Sun Room, a band who describes themselves as “some friends from Southern California who like to surf & make music out of their very hot garage” touched down in Vancouver Monday night to fill up a very Gen Z crowd with surf rock sunshine. The group is in the middle of a prolific tour in North America and Australia, with Aussie counterparts Surf Trash in tow. With such crossover between SoCal, Aus and West Coast culture, there seems to always be an appetite for surf rock here in Van, and Sun Room pulled a modest but highly enthusiastic crowd. A band miraculously forged during quarantine times–born out of vocalist and guitarist Luke Asgian noodling in his bedroom–the foursome has been releasing a steady stream of singles and EPs ever since. They’ve picked up steam in the last two years, putting the work in as openers on a number of tours. They launched their first headline tour this fall, promoting the release of their third EP, Outta Their Minds, and have since dropped two new singles, all of which we heard blasted live on Monday night at the Hollywood Theatre.
Surf Trash opened the show, revelling in their first visit to Canada, despite all being minors in the country. The group is made of 15- and 18-year-old brothers Nick and Andy Scott and their buddies. The group dons a heavier edge to their garage rock vibes and despite their age and relative inexperience, they delivered their performance with skill and energy. Andy was particularly impressive, beating the skins on the drumkit flawlessly all the while pulling off punk-tinged vocals across their entire set. While their age comes across in the lyrics, they certainly have a knack for putting together a snappy, disenchanted rock song. They shared some unreleased tunes with us alongside brand new singles “Spice It Up” and “Seek the Silence”, revealing how silence can be more powerful than noise.
Waiting for the main act to take the stage, I asked myself, “Is there room for another surfy garage band in our hearts?” They certainly have their aesthetic down, with a name to inspire very trendy art for their merch, along with their visually delightful colour-blocked sun-themed backdrop. As they took the stage, Sun Room quickly proved that they’ve got the goods across their high-energy set.

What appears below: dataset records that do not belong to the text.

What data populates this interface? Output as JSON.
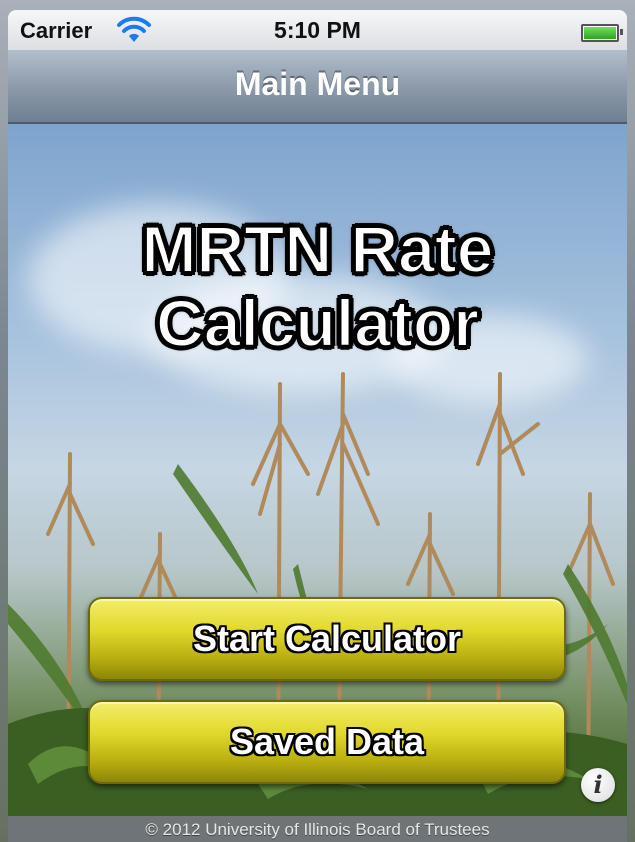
{
  "status_bar": {
    "carrier": "Carrier",
    "time": "5:10 PM",
    "wifi_icon": "wifi-icon",
    "battery_icon": "battery-icon",
    "battery_level": 1.0
  },
  "nav_bar": {
    "title": "Main Menu"
  },
  "main": {
    "app_title_line1": "MRTN Rate",
    "app_title_line2": "Calculator",
    "buttons": [
      {
        "label": "Start Calculator"
      },
      {
        "label": "Saved Data"
      }
    ],
    "info_button_icon": "info-icon"
  },
  "footer": {
    "copyright": "© 2012 University of Illinois Board of Trustees"
  },
  "colors": {
    "button_yellow": "#e0d82a",
    "nav_bar": "#8d9bab",
    "footer": "#6f7478"
  }
}
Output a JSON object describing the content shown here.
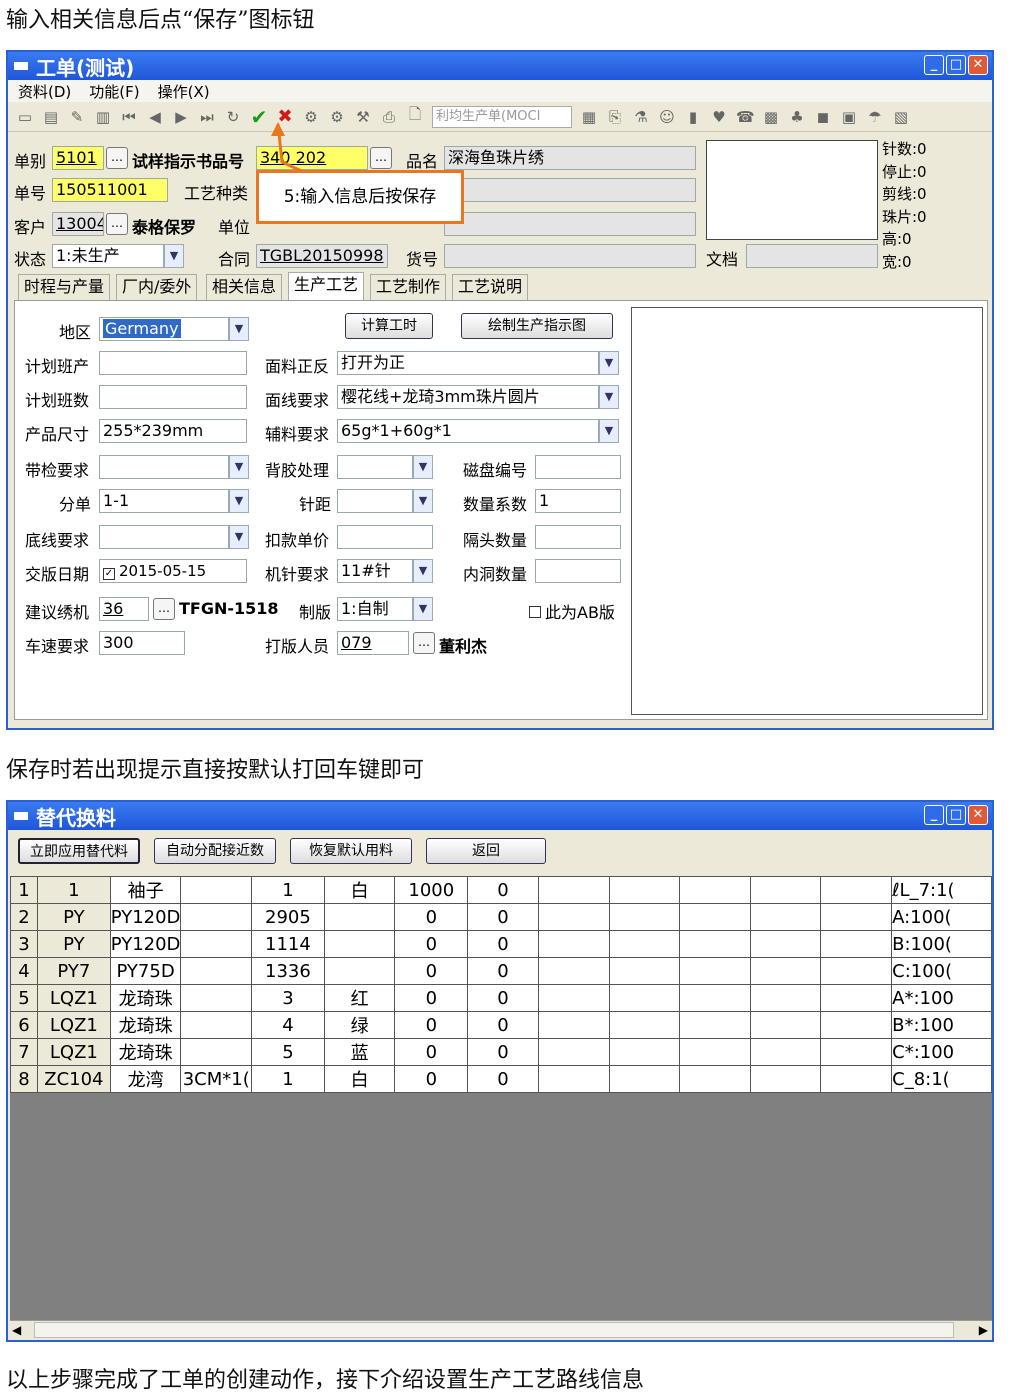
{
  "captions": {
    "top": "输入相关信息后点“保存”图标钮",
    "middle": "保存时若出现提示直接按默认打回车键即可",
    "bottom": "以上步骤完成了工单的创建动作，接下介绍设置生产工艺路线信息"
  },
  "work_order": {
    "title": "工单(测试)",
    "menu": [
      "资料(D)",
      "功能(F)",
      "操作(X)"
    ],
    "toolbar_combo": "利均生产单(MOCI",
    "callout": "5:输入信息后按保存",
    "fields": {
      "bill_type_label": "单别",
      "bill_type": "5101",
      "sample_book_label": "试样指示书品号",
      "sample_book": "340   202",
      "product_name_label": "品名",
      "product_name": "深海鱼珠片绣",
      "order_no_label": "单号",
      "order_no": "150511001",
      "process_type_label": "工艺种类",
      "customer_label": "客户",
      "customer_code": "13004",
      "customer_name": "泰格保罗",
      "unit_label": "单位",
      "status_label": "状态",
      "status": "1:未生产",
      "contract_label": "合同",
      "contract": "TGBL20150998",
      "goods_no_label": "货号",
      "document_label": "文档"
    },
    "stats": [
      "针数:0",
      "停止:0",
      "剪线:0",
      "珠片:0",
      "高:0",
      "宽:0"
    ],
    "tabs": [
      "时程与产量",
      "厂内/委外",
      "相关信息",
      "生产工艺",
      "工艺制作",
      "工艺说明"
    ],
    "process": {
      "region_label": "地区",
      "region": "Germany",
      "calc_button": "计算工时",
      "draw_button": "绘制生产指示图",
      "plan_shift_output_label": "计划班产",
      "plan_shift_output": "",
      "plan_shifts_label": "计划班数",
      "plan_shifts": "",
      "size_label": "产品尺寸",
      "size": "255*239mm",
      "fabric_side_label": "面料正反",
      "fabric_side": "打开为正",
      "face_thread_label": "面线要求",
      "face_thread": "樱花线+龙琦3mm珠片圆片",
      "aux_label": "辅料要求",
      "aux": "65g*1+60g*1",
      "inspect_label": "带检要求",
      "inspect": "",
      "backing_label": "背胶处理",
      "backing": "",
      "disk_label": "磁盘编号",
      "disk": "",
      "split_label": "分单",
      "split": "1-1",
      "stitch_label": "针距",
      "stitch": "",
      "qty_coef_label": "数量系数",
      "qty_coef": "1",
      "bottom_thread_label": "底线要求",
      "bottom_thread": "",
      "deduct_label": "扣款单价",
      "deduct": "",
      "spacer_label": "隔头数量",
      "spacer": "",
      "delivery_label": "交版日期",
      "delivery": "2015-05-15",
      "needle_label": "机针要求",
      "needle": "11#针",
      "inner_hole_label": "内洞数量",
      "inner_hole": "",
      "machine_label": "建议绣机",
      "machine_code": "36",
      "machine_name": "TFGN-1518",
      "plate_label": "制版",
      "plate": "1:自制",
      "ab_label": "此为AB版",
      "speed_label": "车速要求",
      "speed": "300",
      "maker_label": "打版人员",
      "maker_code": "079",
      "maker_name": "董利杰"
    }
  },
  "replace": {
    "title": "替代换料",
    "buttons": [
      "立即应用替代料",
      "自动分配接近数",
      "恢复默认用料",
      "返回"
    ],
    "rows": [
      [
        "1",
        "1",
        "袖子",
        "",
        "1",
        "白",
        "1000",
        "0",
        "ℓL_7:1("
      ],
      [
        "2",
        "PY",
        "PY120D",
        "",
        "2905",
        "",
        "0",
        "0",
        "A:100("
      ],
      [
        "3",
        "PY",
        "PY120D",
        "",
        "1114",
        "",
        "0",
        "0",
        "B:100("
      ],
      [
        "4",
        "PY7",
        "PY75D",
        "",
        "1336",
        "",
        "0",
        "0",
        "C:100("
      ],
      [
        "5",
        "LQZ1",
        "龙琦珠",
        "",
        "3",
        "红",
        "0",
        "0",
        "A*:100"
      ],
      [
        "6",
        "LQZ1",
        "龙琦珠",
        "",
        "4",
        "绿",
        "0",
        "0",
        "B*:100"
      ],
      [
        "7",
        "LQZ1",
        "龙琦珠",
        "",
        "5",
        "蓝",
        "0",
        "0",
        "C*:100"
      ],
      [
        "8",
        "ZC104",
        "龙湾",
        "3CM*1(",
        "1",
        "白",
        "0",
        "0",
        "C_8:1("
      ]
    ]
  }
}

The guys started off with a poppy little tune, structured and polished with a retro feel, the drum and guitar playing a call and response. Pulling in heavier doomier elements but creating levity in oooh-ing choruses, the young lads showed that they certainly knew their history. Each member has been said to incorporate separate musical influences to the group–“Luke Asgian bringing a central surf sound, Max Pinamonti bringing 70s classic rock and 80s new wave, Ashton Minnich bringing metal…” They were giving off a prom-band-in-a-teen-movie vibe; any casting director in attendance here in Hollywood North would surely give them the part. Their unique style came out strongly in their new single “Cut My Hair”, which takes a 50s doo-wop intro into hypercharged 70s punk aesthetics, getting the crowd grooving hectically.
“We almost didn’t make it through the border today so we’re extra excited to be here,” Asgian laughed off as he addressed the crowd before sharing more fresh tunes. The guys picked up the
pace for pure angsty garage crack “Kaden’s Van”, chanting the credo, “No job, no pay, don’t need it anyway!” getting the crowd hopping. Sticking with tunes from the stellar EP Outta Their Minds, Asgian continued to share, “I bought an old beat-up car that broke down all the time, so I wrote a song about my local mechanic shop.” The crowd was screaming before he could even get through the story, and they went on to belt lyrics along with clear hit-in-the-making, the vintage gem “Sunset Garage”. From Beatlesmania-esque display, Sun Room moved fluidly into a grungier sound in their next track, with echoes of Kurt Cobain haunting Asgian’s authentically off-tune vocals.
The band kept the fun going, Luke announcing that “Max has officially learned to say the alphabet backwards. He’s a little nervous, but he’s going to try it for you,” and recited it he did with a tremor of trepidation. “We’re so proud,” Luke joked. They gave a little nod to their musical roots playing the intro to the classic “Surf Rider”, which melded into their next tune. Standing in the shoes of icons from the 60s and 70s, the lads are putting their own contemporary spin on the genre and invoking their own point of view. Tidbits from The Beach Boys’ back catalogue or Iggy Pop’s “Lust for Life” bubbled up in glimpses throughout the set, all the while pulling out some very creative drum features, wandering basslines, and scrubalicious guitaring.
Reaching the end of the set, Sun Room pulled out all the stops, playing popular grooves like “Sol del Sur”, a track that could easily fold into any summertime playlist or slip seamlessly into an indie movie soundtrack. Encapsulating their laid-back ethos with “At Least I Tried”, the band managed to radiate slacker energy while whipping the front rows into an excited mosh party. An organic-feeling encore of “Cadillac” absolutely shook the house down. Sun Room will be heading on down the coast next, back to terra cognita, and taking their repertoire of garage party rock in their musical wake. Sunshine joy awaits anyone who chooses to check them out in their merry way.